Tuesday, September 12, 2017

BY MARTHA ROBERTS, ACNP, PNP

News stories flooding social media, the internet, and television sparked outrage after a police officer's body camera video showed the arrest of a Salt Lake City, UT, nurse, Alex Wubbels, in July. Ms. Wubbels, who said she was protecting the rights of her unconscious patient, was arrested for obstruction of justice for refusing to provide the police with blood samples without a warrant, the patient's consent, or a stated intent to arrest the patient. Recordings of the scene showed Ms. Wubbels being dragged out of the hospital by a police officer. (NBC News. Sept. 4, 2017; http://nbcnews.to/2xbHZYM.)

This story generated questions about police brutality against patients and health care workers involved in their care, as well as about the communication between medical providers and the police. Patients and health care workers are at risk of police maltreatment, and it is a growing threat and issue.

Police brutality and medical negligence are concerns nationwide, like the case of Freddie Carlos Gray Jr., a 25-year-old African-American man arrested on April 12, 2015, by the Baltimore police for possessing what the police alleged was an illegal switchblade. (PBS NewsHour. May 1, 2015; http://to.pbs.org/2w8rqb6.) When Mr. Gray was being transported in a police van to central booking, he became comatose and died from severe neck and spinal cord injuries.

The medical investigation found that Mr. Gray had "sustained the injuries while in transport," and did not receive timely medical attention after he had asked for help and said twice that he couldn't breathe. (CNN. April 24, 2015; http://cnn.it/2w8u1So.) The media and the courts questioned the police's role in Mr. Gray's death, and the officers involved in the case were later convicted of second-degree murder and manslaughter for delaying Mr. Gray's medical care. (New York Times. May 1, 2015; http://nyti.ms/2w7N5A0.).

At least 4,813 people died in the process of being arrested by local police between 2003 and 2009, according to data from the Bureau of Justice Statistics. (http://bit.ly/2w7U1gN.) The bureau classified 2,876 of those deaths as law enforcement homicides, and 1,643, or 57.1 percent, of those were minorities. (http://bit.ly/2w7Hiup.) Police brutality isn't limited to beatings, Tasers, shackles, trauma, shootings, and wrongful arrests. Assault and battery are also issues. In Mr. Gray's case, he was placed in metal ankle braces even though he was shown to be completely motionless on a cell phone recording. (The Baltimore Sun. May 20, 2015; http://bsun.md/2w7NfaO.)

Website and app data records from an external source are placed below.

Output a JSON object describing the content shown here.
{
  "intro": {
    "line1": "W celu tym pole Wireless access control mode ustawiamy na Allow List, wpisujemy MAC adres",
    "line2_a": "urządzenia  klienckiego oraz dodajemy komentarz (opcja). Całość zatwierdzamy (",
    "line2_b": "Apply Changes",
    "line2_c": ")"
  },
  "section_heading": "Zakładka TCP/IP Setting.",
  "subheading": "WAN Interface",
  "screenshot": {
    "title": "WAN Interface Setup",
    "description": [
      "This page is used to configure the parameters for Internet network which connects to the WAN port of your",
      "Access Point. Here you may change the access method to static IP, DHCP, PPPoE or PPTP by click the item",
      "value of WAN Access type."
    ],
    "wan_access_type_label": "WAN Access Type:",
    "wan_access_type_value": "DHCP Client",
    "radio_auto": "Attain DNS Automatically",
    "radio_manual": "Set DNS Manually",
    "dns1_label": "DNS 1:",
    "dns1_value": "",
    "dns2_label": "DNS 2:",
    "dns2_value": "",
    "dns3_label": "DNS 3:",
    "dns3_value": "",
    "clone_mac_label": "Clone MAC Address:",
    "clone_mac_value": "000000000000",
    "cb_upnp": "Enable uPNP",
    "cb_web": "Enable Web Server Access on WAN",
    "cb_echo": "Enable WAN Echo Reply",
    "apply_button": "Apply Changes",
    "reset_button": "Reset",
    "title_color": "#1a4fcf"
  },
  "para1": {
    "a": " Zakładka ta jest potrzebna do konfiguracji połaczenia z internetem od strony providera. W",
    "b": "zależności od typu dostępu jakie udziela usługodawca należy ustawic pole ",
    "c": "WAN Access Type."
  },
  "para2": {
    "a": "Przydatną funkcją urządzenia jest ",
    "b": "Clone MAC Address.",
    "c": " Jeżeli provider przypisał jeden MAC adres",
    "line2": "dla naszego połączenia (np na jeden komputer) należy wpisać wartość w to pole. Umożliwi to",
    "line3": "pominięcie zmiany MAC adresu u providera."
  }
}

It is difficult to advocate for patients when the police are involved. Sometimes the patient does not get timely medical care, or their medical rights are not protected. Ms. Wubbels was advocating for a patient who was not under arrest, and she ended up in handcuffs.

As emergency department providers, we often see patients who are in the ED to be cleared to go back to jail or those who may be involved in complicated judicial matters. There are times when our patients are drunk, high, hostile, and incorrigible. But what about those who need further evaluation or whose medical rights are ignored? This includes patients from whom you must collect belongings or even blood samples. How do we protect these patients and ourselves?

We must be aware of what happens in the police's field and in ours. All patients brought in by the police deserve a full examination, privacy, an appropriate treatment plan, and the protection of their rights. Proper protocols must be followed, especially if the rights of the patients are being denied. We cannot step between the law and official police business, but we can advocate for appropriate care. You must always be concerned for the safety of the patient.

The bottom line is patients' rights are a serious matter and should always be on your radar, according to Ms. Wubbels. "The only job I have is to keep my patient safe," she said at a press conference. "Blood is your blood. That is your property. When a patient comes in a critical state, that blood is extremely important, so I don't take it lightly."(CBS. Sept. 1, 2017; http://cbsn.ws/2w7LudD.)​

Ms. Roberts is an acute care nurse practitioner at Medstar Montgomery Medical Center in Olney, MD, an adjunct faculty associate and clinical instructor of nursing at the Malek School of Health Professions, Marymount University in Arlington, VA.